  • Hand express colostrum
  • Avoid bottle – feeding
  • Consider finger – feeding, spoon or cup feeding
  • Syringe feeding is also a good option
  • Suck training
  • Electronic pump when milk comes in

 

Single most Important factor in getting baby to latch is an abundant milk supply”   (Jack Newman).

 

Dr. O’Reilly also stated that treating nipple pain is very important.  He highlighted the importance of working on a deeper latch. Topical steroid may help reduce inflammation and take pain killers if needed. Feed expressed milk to allow nipples time to heal. Ensure to maintain an abundant milk supply.

 

Nipple shields are also useful if a baby is unable to sustain a latch or has a dysfunctional suck. Nipple shields may transfer more milk with a nipple shield that without. Useful for flat or inverted nipples.

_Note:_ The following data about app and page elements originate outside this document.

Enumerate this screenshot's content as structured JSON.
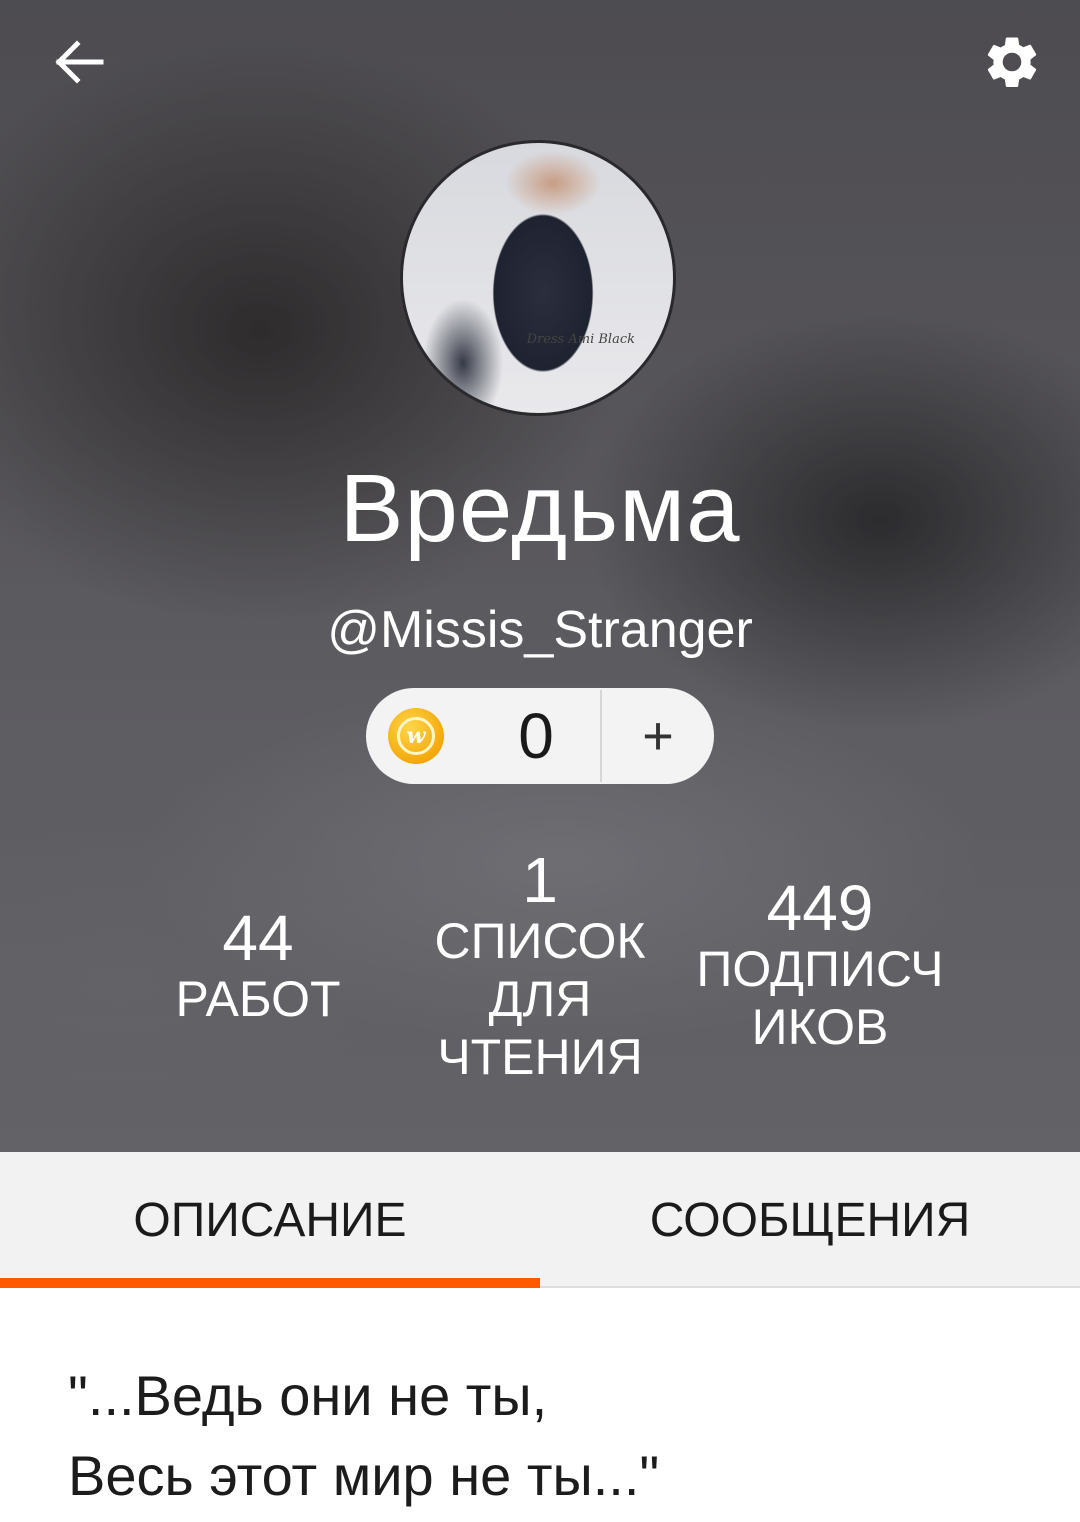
{
  "profile": {
    "display_name": "Вредьма",
    "username": "@Missis_Stranger",
    "avatar_caption": "Dress Ami\nBlack"
  },
  "coins": {
    "count": "0",
    "add_label": "+",
    "coin_letter": "w"
  },
  "stats": {
    "works": {
      "value": "44",
      "label": "РАБОТ"
    },
    "reading_lists": {
      "value": "1",
      "label": "СПИСОК ДЛЯ ЧТЕНИЯ"
    },
    "followers": {
      "value": "449",
      "label": "ПОДПИСЧИКОВ"
    }
  },
  "tabs": [
    {
      "label": "ОПИСАНИЕ",
      "active": true
    },
    {
      "label": "СООБЩЕНИЯ",
      "active": false
    }
  ],
  "description": "\"...Ведь они не ты,\nВесь этот мир не ты...\"",
  "colors": {
    "accent": "#ff5a00",
    "tab_background": "#f2f2f2",
    "coin": "#f4a90c"
  },
  "icons": {
    "back": "arrow-left-icon",
    "settings": "gear-icon",
    "coin": "coin-icon"
  }
}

The shield is a barrier for inflamed or ulcerated nipples.

A mother protects her milk supply by pumping intermittently. Monitor weight gain. Supplement if required with feeding tools. Use for a short period if possible. Wean slowly if used for an extended  period (over 7 – 10 days).

 

  • If a baby is not gaining weight, look at history of mother: Breast surgery, PCOS and Hypothyroidism.
  • Improve latch.
  • Ensure mum recognizes effective feeding and swallowing
  • Breast Compression towards end of feed.
  • Consider galactogogues.
  • Consider additional feeds by feeding – tube: further stimulates supply.

There should be a Weight Gain of 155 grams per week. Fluid requirements: 160 mls per Kilo e.g 4 kg baby requires 640 mls per 24 hours, which equates to 80mls per feed.

Useful Handout here.

 

Barbara Noonan Sexton October 2019.

Barbara received a bursary of €50 from ALCI to attend the 2019 ALCI Conference.

Further Reading

07
Oct

ALCI At The Aras 2019

01
Oct

Breastfeeding Multiples by Kay Hoover Reviewed by Barbara Noonan Sexton

30
Sep

Making Breastfeeding Work: Support is Key